The approval was given on the prime minister's request, and due to his role as acting health minister.

This decision cancels a previous one to relocate the building because ancient graves were found at the site. A final decision on the matter is expected soon.

The cabinet decided unanimously, despite reservations expressed by Deputy Health Minister Yakov Litzman of United Torah Judaism, who has no vote.

In a statement, Litzman's office reiterated the ultra-Orthodox minister's dissatisfaction, stating he "is determined that the graves discovered at the Barzilai complex not be moved, and following a decision on the issue he will hold a [UTJ] faction meeting on future steps."
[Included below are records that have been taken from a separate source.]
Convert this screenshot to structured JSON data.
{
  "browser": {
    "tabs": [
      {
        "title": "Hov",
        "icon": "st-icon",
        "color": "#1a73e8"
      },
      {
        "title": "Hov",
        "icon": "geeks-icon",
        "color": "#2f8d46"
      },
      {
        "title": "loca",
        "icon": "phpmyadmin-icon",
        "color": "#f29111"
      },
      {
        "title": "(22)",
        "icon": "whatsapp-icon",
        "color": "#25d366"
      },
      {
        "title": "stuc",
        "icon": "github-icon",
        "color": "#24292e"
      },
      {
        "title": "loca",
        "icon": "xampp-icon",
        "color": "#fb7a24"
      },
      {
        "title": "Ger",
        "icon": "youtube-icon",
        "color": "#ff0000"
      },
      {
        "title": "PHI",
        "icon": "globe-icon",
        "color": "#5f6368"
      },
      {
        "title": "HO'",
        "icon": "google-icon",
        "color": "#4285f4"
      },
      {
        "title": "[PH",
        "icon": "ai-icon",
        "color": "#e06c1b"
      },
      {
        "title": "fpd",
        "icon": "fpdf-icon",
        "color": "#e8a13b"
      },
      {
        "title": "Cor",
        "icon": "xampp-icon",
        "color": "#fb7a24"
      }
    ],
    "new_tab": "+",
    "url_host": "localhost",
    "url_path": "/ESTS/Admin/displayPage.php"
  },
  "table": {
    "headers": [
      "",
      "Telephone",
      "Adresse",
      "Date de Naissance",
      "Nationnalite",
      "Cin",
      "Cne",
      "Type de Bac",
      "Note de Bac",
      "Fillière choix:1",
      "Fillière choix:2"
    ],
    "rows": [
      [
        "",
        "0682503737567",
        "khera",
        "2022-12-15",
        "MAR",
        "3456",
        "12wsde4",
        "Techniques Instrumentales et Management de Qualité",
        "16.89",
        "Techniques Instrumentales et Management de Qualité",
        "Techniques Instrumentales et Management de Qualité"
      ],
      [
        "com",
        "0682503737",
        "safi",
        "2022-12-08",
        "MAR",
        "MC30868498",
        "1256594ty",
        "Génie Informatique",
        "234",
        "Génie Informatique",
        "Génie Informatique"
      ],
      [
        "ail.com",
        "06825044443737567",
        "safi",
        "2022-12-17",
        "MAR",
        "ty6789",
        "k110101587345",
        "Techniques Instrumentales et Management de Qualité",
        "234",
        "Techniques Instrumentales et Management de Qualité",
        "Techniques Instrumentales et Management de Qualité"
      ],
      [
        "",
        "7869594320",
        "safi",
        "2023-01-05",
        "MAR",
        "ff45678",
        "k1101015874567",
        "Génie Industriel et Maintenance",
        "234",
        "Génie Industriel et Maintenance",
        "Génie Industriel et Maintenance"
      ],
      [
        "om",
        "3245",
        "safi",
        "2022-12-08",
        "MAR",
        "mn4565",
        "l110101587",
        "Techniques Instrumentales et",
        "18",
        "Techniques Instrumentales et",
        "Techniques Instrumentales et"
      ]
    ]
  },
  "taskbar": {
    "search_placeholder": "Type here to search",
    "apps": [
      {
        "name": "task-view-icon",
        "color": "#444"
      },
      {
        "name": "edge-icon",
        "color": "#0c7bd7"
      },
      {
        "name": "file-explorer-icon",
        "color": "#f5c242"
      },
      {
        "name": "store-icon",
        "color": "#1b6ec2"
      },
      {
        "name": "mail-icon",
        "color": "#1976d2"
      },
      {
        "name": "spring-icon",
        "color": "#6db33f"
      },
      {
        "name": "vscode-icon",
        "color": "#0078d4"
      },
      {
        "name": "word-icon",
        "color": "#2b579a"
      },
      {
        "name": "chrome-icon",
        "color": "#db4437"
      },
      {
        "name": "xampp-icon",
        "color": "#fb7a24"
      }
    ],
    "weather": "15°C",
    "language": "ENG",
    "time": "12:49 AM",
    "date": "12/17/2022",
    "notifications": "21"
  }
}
Litzman had said he would resign if a decision was made to move the graves and continue with construction at the original site. However, his associates have said that in light of the public protest over the cost and delay inherent in relocation, his faction's spiritual leaders may change their minds - letting Litzman stay in his post.

[...]
Background here.
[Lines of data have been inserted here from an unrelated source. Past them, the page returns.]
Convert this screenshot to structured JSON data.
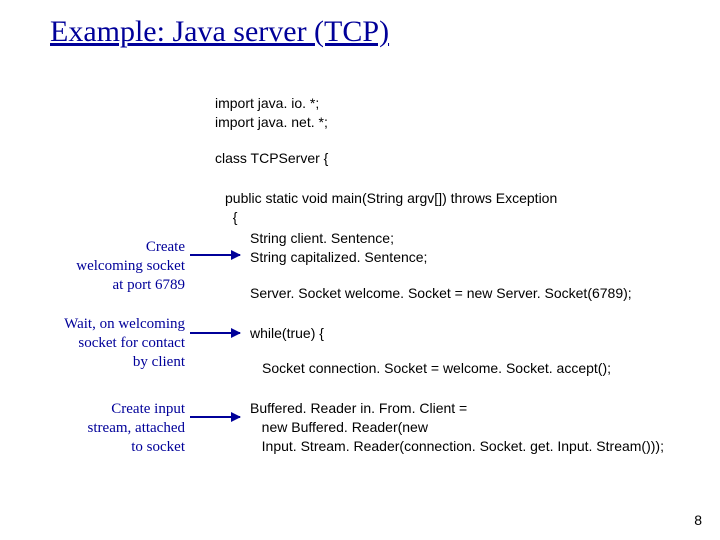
{
  "title": "Example: Java server (TCP)",
  "code": {
    "imports": "import java. io. *;\nimport java. net. *;",
    "classDecl": "class TCPServer {",
    "mainSig": "public static void main(String argv[]) throws Exception\n  {",
    "decls": "String client. Sentence;\nString capitalized. Sentence;",
    "welcome": "Server. Socket welcome. Socket = new Server. Socket(6789);",
    "loop": "while(true) {",
    "accept": "Socket connection. Socket = welcome. Socket. accept();",
    "reader": "Buffered. Reader in. From. Client =\n   new Buffered. Reader(new\n   Input. Stream. Reader(connection. Socket. get. Input. Stream()));"
  },
  "annotations": {
    "a1": "Create\nwelcoming socket\nat port 6789",
    "a2": "Wait, on welcoming\nsocket for contact\nby client",
    "a3": "Create input\nstream, attached\nto socket"
  },
  "pageNumber": "8"
}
Sunday, April 11, 2010

Azusa Pacific DSS fragments to go on display in local church

THE AZUSA PACIFIC DEAD SEA SCROLL FRAGMENTS will reportedly be on display at an exhibition at a local church in Granite Bay, California. This in association with an exhibition called From the Dead Sea Scrolls to the Bible in America, which was on tour some years ago in association with Lee Biondi.
Dead Sea Scrolls on display in Granite Bay

Sena Christian, The Press Tribune

Bayside Church’s exhibit includes five fragments of the Dead Sea Scrolls.

When a pastor at a local church saw fragments of the Dead Sea Scrolls in person, he knew he had to bring this archaeological treasure to Granite Bay.

So he did.

Bayside Church is hosting the fragments as part of an exhibit called “From the Dead Sea Scrolls to the Bible in America.” These earliest-known manuscripts of the Hebrew Bible are considered one of the greatest archaeological discoveries of the 20th century — or for Pastor Ray Johnston and many other Christians, of all time. The texts date back to around 150 B.C.

“When I saw (the scrolls) for the first time, I got chills,” Johnston said. “I’m inches away from the real deal.”

Now, exhibit visitors can also get close to the Dead Sea Scrolls. The exhibit will feature five scroll fragments and dozens of other biblical items, including parts of the oldest Greek New Testament papyri, a 17th century Hebrew Sefer Torah scroll, a 5,000-year-old cuneiform tablet, an original King James Bible from 1611 to 1640, the Eliot Indian Bible and the Bible that flew to the moon aboard Apollo 14 in 1971.

A Gutenberg Bible leaf will also be on display. This was the first major book printed with movable type printing, making the Bible available to the mass population. Several other displayed artifacts highlight life in the region during the period when the scrolls were written.

[...]

Bayside Church renovated a building at its complex on Sierra College Boulevard to serve as a temporary museum. Visitors wander through a darkened cave-like setting, which depicts the caves of the northwest rim of the Dead Sea near Qumran, where a Bedouin shepherd boy found the scrolls in 1947. As shepherd boys looked for a lost sheep, one threw a stone into a cave and heard a clinking sound, soon discovering the artifacts.

[...]

Bayside Church is hosting the exhibit in conjunction with Azusa Pacific University, which acquired the artifacts in August 2009. Johnston serves on the university’s board of trustees. During a board meeting following the acquisition of the scrolls, Johnston had a chance to see the manuscripts. He said the experience left him profoundly moved. At first, he didn’t think he could actually bring the fragments to his church.

“I never thought it could happen,” Johnson said. “But that doesn’t stop us.”

[...]
Background to the Azusa Pacific fragments is here.